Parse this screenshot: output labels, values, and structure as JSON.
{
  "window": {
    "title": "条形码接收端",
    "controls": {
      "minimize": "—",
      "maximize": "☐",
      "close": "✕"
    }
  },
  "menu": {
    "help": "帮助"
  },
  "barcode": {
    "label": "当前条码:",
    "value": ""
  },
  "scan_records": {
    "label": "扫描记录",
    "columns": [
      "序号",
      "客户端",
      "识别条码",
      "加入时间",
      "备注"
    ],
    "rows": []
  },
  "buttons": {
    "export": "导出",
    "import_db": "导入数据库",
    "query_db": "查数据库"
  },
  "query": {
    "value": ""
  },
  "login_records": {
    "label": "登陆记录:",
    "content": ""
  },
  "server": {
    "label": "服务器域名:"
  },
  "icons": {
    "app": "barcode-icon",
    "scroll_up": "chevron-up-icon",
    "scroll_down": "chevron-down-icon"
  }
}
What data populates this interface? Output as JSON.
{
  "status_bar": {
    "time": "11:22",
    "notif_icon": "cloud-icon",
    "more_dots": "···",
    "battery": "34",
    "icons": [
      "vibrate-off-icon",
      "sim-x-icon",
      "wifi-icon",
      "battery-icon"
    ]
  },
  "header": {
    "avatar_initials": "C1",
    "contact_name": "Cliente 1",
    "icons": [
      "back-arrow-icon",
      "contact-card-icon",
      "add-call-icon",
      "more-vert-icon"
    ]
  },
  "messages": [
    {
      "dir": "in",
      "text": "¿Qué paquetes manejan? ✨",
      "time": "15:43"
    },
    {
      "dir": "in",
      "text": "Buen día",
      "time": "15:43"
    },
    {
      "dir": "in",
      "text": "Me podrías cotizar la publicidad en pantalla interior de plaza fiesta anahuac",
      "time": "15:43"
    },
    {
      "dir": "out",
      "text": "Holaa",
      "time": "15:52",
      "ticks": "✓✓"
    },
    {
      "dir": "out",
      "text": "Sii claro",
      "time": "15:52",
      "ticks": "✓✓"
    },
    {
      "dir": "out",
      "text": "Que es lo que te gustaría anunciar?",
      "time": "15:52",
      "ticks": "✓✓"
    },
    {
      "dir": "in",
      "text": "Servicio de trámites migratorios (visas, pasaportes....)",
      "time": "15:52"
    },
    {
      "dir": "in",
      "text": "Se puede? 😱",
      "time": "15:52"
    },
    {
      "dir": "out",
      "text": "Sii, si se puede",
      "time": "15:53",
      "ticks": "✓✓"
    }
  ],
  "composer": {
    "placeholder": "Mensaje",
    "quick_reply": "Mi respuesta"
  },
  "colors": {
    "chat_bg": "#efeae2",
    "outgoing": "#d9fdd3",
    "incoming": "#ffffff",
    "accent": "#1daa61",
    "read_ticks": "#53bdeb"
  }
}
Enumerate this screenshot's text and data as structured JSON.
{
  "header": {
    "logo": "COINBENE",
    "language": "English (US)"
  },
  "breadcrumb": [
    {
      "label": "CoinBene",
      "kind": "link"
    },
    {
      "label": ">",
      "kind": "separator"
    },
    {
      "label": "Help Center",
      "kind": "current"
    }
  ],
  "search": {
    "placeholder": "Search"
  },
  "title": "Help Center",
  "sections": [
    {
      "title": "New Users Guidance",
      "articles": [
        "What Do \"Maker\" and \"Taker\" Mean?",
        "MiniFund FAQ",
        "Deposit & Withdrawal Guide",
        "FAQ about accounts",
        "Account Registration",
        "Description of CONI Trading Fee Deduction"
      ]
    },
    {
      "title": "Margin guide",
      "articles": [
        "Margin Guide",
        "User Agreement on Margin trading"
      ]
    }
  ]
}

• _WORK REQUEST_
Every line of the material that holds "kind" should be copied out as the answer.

• _REPLY_
      "kind": "link"
      "kind": "separator"
      "kind": "current"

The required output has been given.